Russell Moore and Andrew T. Walker of the Southern Baptist Convention’s Ethics and Religious Liberty Commission have a column out ripping the Supreme Court, the Kentucky governor, and the federal judge in the Kim Davis case, but the piece also makes a very important point about religious liberty and prudential judgment:
[W]e must recognize the crucial difference between the religious liberty claims of private citizens and government officials. Let us be clear: Government employees are entitled to religious liberty, but religious liberty is never an absolute claim, especially when it comes to discharging duties that the office in question requires. While government employees don’t lose their constitutional protection simply because they work for the government, an individual whose office requires them to uphold or execute the law is a separate matter than the private citizen whose conscience is infringed upon as a result of the law. It means the balancingtest is different when it comes to government officials because of their roles as agents of the state. Government officials have a responsibility to carry out the law. When an official can no longer execute the laws in question due to an assault on conscience, and after all accommodating measures have been exhausted, he or she could work for change as a private citizen, engaging the democratic process in hopes of changing the questionable law.
We must be very clear about the distinctions here between persons acting as an agent of the state and persons being coerced by the state in their private lives. If the definition becomes so murky that we cannot differentiate between the freedom to exercise one’s religion and the responsibility of agents of the state to carry out the law, religious liberty itself will be imperiled.
I can’t make the point more strongly or clearly than these Southern Baptists — both conservatives — have done here. If the public comes to think of religious liberty as the constitutionally guaranteed right to ignore the Constitution whenever it suits us, the cause of religious liberty — which is guaranteed by the First Amendment — is going to suffer tremendously.
Conservatives are supposed to understand the difference between the vice of cowardice and the virtue of prudence. If religious liberty means that even officers of the state can defy the law without consequence, then it makes every individual a potential tyrant. The Kentucky Pentecostal county clerk who refuses the gay couple a marriage permit in principle legitimizes the California Episcopalian county clerk who refuses to record marriages performed by ministers of churches that don’t marry same-sex couples.

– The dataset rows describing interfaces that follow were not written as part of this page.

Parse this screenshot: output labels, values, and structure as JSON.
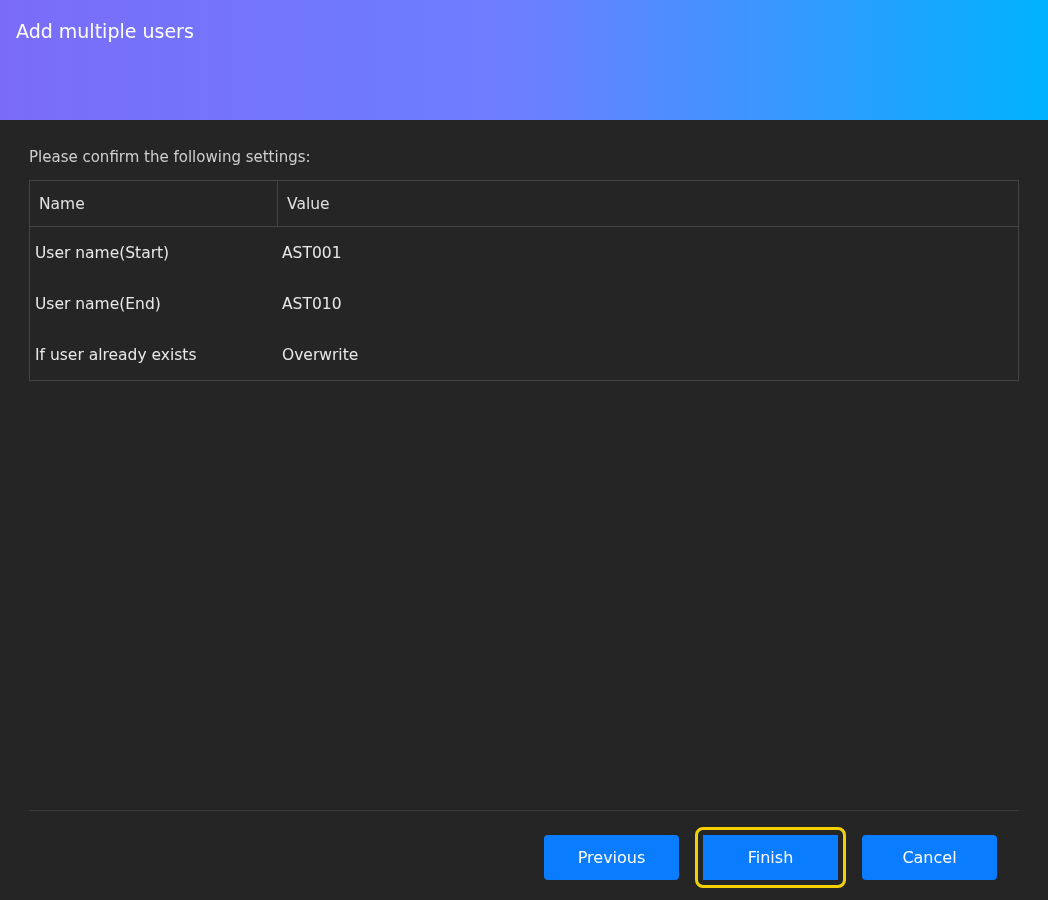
{
  "dialog": {
    "title": "Add multiple users"
  },
  "prompt": "Please confirm the following settings:",
  "table": {
    "columns": [
      "Name",
      "Value"
    ],
    "rows": [
      {
        "name": "User name(Start)",
        "value": "AST001"
      },
      {
        "name": "User name(End)",
        "value": "AST010"
      },
      {
        "name": "If user already exists",
        "value": "Overwrite"
      }
    ]
  },
  "buttons": [
    {
      "label": "Previous",
      "focused": false
    },
    {
      "label": "Finish",
      "focused": true
    },
    {
      "label": "Cancel",
      "focused": false
    }
  ]
}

Is this really what orthodox Christians want? You had better think hard about it, because we are on the losing side of the same-sex marriage question, and on gay rights in general. Louisiana is one of the most socially conservative states in the country, but a generation from now, gay marriage will be the majority opinion even here.